:: Task requirements ::
Everything in the data that follows should be given again verbatim, except the images.
● ● ● ●
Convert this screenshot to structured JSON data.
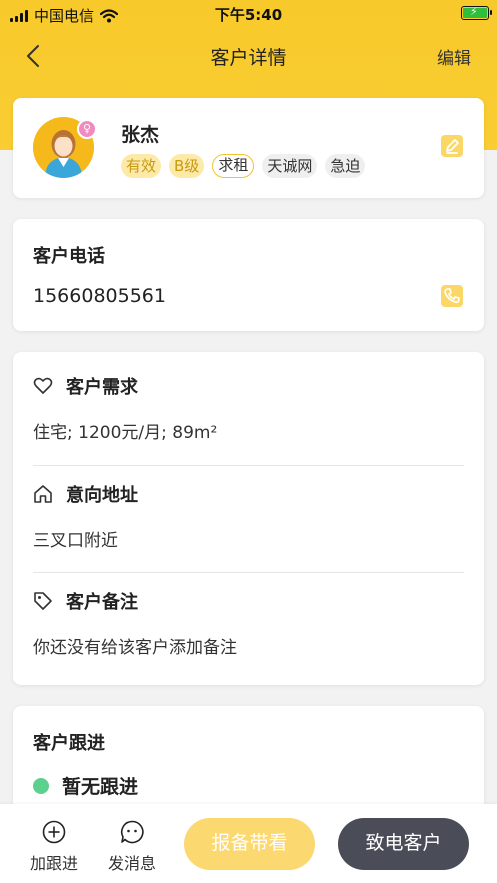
{
  "status_bar": {
    "carrier": "中国电信",
    "time": "下午5:40",
    "battery_level": 1.0
  },
  "nav": {
    "title": "客户详情",
    "edit_label": "编辑"
  },
  "profile": {
    "name": "张杰",
    "gender_symbol": "♀",
    "tags": [
      "有效",
      "B级",
      "求租",
      "天诚网",
      "急迫"
    ]
  },
  "phone": {
    "title": "客户电话",
    "number": "15660805561"
  },
  "details": {
    "demand_title": "客户需求",
    "demand_text": "住宅; 1200元/月; 89m²",
    "address_title": "意向地址",
    "address_text": "三叉口附近",
    "remark_title": "客户备注",
    "remark_text": "你还没有给该客户添加备注"
  },
  "follow": {
    "title": "客户跟进",
    "status": "暂无跟进"
  },
  "bottom": {
    "add_follow": "加跟进",
    "send_message": "发消息",
    "report_label": "报备带看",
    "call_label": "致电客户"
  },
  "colors": {
    "brand_yellow": "#f9cd33",
    "dark_button": "#4a4d58",
    "status_green": "#5cd08f"
  }
}
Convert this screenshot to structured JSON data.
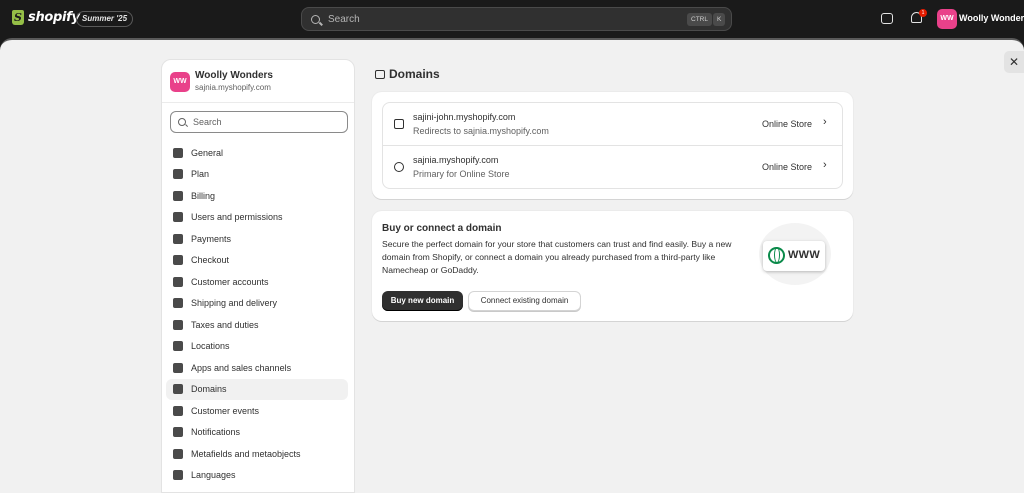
{
  "topbar": {
    "brand": "shopify",
    "edition_badge": "Summer '25",
    "search_placeholder": "Search",
    "shortcut_ctrl": "CTRL",
    "shortcut_k": "K",
    "notification_count": "1",
    "user_initials": "WW",
    "user_name": "Woolly Wonders"
  },
  "sidebar": {
    "store_initials": "WW",
    "store_name": "Woolly Wonders",
    "store_url": "sajnia.myshopify.com",
    "search_placeholder": "Search",
    "items": [
      {
        "label": "General",
        "icon": "store-icon"
      },
      {
        "label": "Plan",
        "icon": "plan-icon"
      },
      {
        "label": "Billing",
        "icon": "billing-icon"
      },
      {
        "label": "Users and permissions",
        "icon": "users-icon"
      },
      {
        "label": "Payments",
        "icon": "payments-icon"
      },
      {
        "label": "Checkout",
        "icon": "cart-icon"
      },
      {
        "label": "Customer accounts",
        "icon": "customer-icon"
      },
      {
        "label": "Shipping and delivery",
        "icon": "truck-icon"
      },
      {
        "label": "Taxes and duties",
        "icon": "tax-icon"
      },
      {
        "label": "Locations",
        "icon": "location-icon"
      },
      {
        "label": "Apps and sales channels",
        "icon": "apps-icon"
      },
      {
        "label": "Domains",
        "icon": "domains-icon",
        "active": true
      },
      {
        "label": "Customer events",
        "icon": "events-icon"
      },
      {
        "label": "Notifications",
        "icon": "bell-icon"
      },
      {
        "label": "Metafields and metaobjects",
        "icon": "metafields-icon"
      },
      {
        "label": "Languages",
        "icon": "language-icon"
      }
    ]
  },
  "main": {
    "title": "Domains",
    "domains": [
      {
        "name": "sajini-john.myshopify.com",
        "sub": "Redirects to sajnia.myshopify.com",
        "channel": "Online Store",
        "icon": "redirect-icon"
      },
      {
        "name": "sajnia.myshopify.com",
        "sub": "Primary for Online Store",
        "channel": "Online Store",
        "icon": "globe-icon"
      }
    ],
    "buy": {
      "title": "Buy or connect a domain",
      "description": "Secure the perfect domain for your store that customers can trust and find easily. Buy a new domain from Shopify, or connect a domain you already purchased from a third-party like Namecheap or GoDaddy.",
      "primary_label": "Buy new domain",
      "secondary_label": "Connect existing domain",
      "illustration_text": "WWW"
    }
  },
  "colors": {
    "topbar_bg": "#1a1a1a",
    "avatar": "#e9418a",
    "globe": "#0a8a4a",
    "primary_button": "#303030"
  }
}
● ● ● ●
:: Expected output ::
Convert this screenshot to structured JSON data.
{
  "status_bar": {
    "carrier": "中国电信",
    "time": "下午5:40",
    "battery_level": 1.0
  },
  "nav": {
    "title": "客户详情",
    "edit_label": "编辑"
  },
  "profile": {
    "name": "张杰",
    "gender_symbol": "♀",
    "tags": [
      "有效",
      "B级",
      "求租",
      "天诚网",
      "急迫"
    ]
  },
  "phone": {
    "title": "客户电话",
    "number": "15660805561"
  },
  "details": {
    "demand_title": "客户需求",
    "demand_text": "住宅; 1200元/月; 89m²",
    "address_title": "意向地址",
    "address_text": "三叉口附近",
    "remark_title": "客户备注",
    "remark_text": "你还没有给该客户添加备注"
  },
  "follow": {
    "title": "客户跟进",
    "status": "暂无跟进"
  },
  "bottom": {
    "add_follow": "加跟进",
    "send_message": "发消息",
    "report_label": "报备带看",
    "call_label": "致电客户"
  },
  "colors": {
    "brand_yellow": "#f9cd33",
    "dark_button": "#4a4d58",
    "status_green": "#5cd08f"
  }
}
Convert this screenshot to structured JSON data.
{
  "topbar": {
    "brand": "shopify",
    "edition_badge": "Summer '25",
    "search_placeholder": "Search",
    "shortcut_ctrl": "CTRL",
    "shortcut_k": "K",
    "notification_count": "1",
    "user_initials": "WW",
    "user_name": "Woolly Wonders"
  },
  "sidebar": {
    "store_initials": "WW",
    "store_name": "Woolly Wonders",
    "store_url": "sajnia.myshopify.com",
    "search_placeholder": "Search",
    "items": [
      {
        "label": "General",
        "icon": "store-icon"
      },
      {
        "label": "Plan",
        "icon": "plan-icon"
      },
      {
        "label": "Billing",
        "icon": "billing-icon"
      },
      {
        "label": "Users and permissions",
        "icon": "users-icon"
      },
      {
        "label": "Payments",
        "icon": "payments-icon"
      },
      {
        "label": "Checkout",
        "icon": "cart-icon"
      },
      {
        "label": "Customer accounts",
        "icon": "customer-icon"
      },
      {
        "label": "Shipping and delivery",
        "icon": "truck-icon"
      },
      {
        "label": "Taxes and duties",
        "icon": "tax-icon"
      },
      {
        "label": "Locations",
        "icon": "location-icon"
      },
      {
        "label": "Apps and sales channels",
        "icon": "apps-icon"
      },
      {
        "label": "Domains",
        "icon": "domains-icon",
        "active": true
      },
      {
        "label": "Customer events",
        "icon": "events-icon"
      },
      {
        "label": "Notifications",
        "icon": "bell-icon"
      },
      {
        "label": "Metafields and metaobjects",
        "icon": "metafields-icon"
      },
      {
        "label": "Languages",
        "icon": "language-icon"
      }
    ]
  },
  "main": {
    "title": "Domains",
    "domains": [
      {
        "name": "sajini-john.myshopify.com",
        "sub": "Redirects to sajnia.myshopify.com",
        "channel": "Online Store",
        "icon": "redirect-icon"
      },
      {
        "name": "sajnia.myshopify.com",
        "sub": "Primary for Online Store",
        "channel": "Online Store",
        "icon": "globe-icon"
      }
    ],
    "buy": {
      "title": "Buy or connect a domain",
      "description": "Secure the perfect domain for your store that customers can trust and find easily. Buy a new domain from Shopify, or connect a domain you already purchased from a third-party like Namecheap or GoDaddy.",
      "primary_label": "Buy new domain",
      "secondary_label": "Connect existing domain",
      "illustration_text": "WWW"
    }
  },
  "colors": {
    "topbar_bg": "#1a1a1a",
    "avatar": "#e9418a",
    "globe": "#0a8a4a",
    "primary_button": "#303030"
  }
}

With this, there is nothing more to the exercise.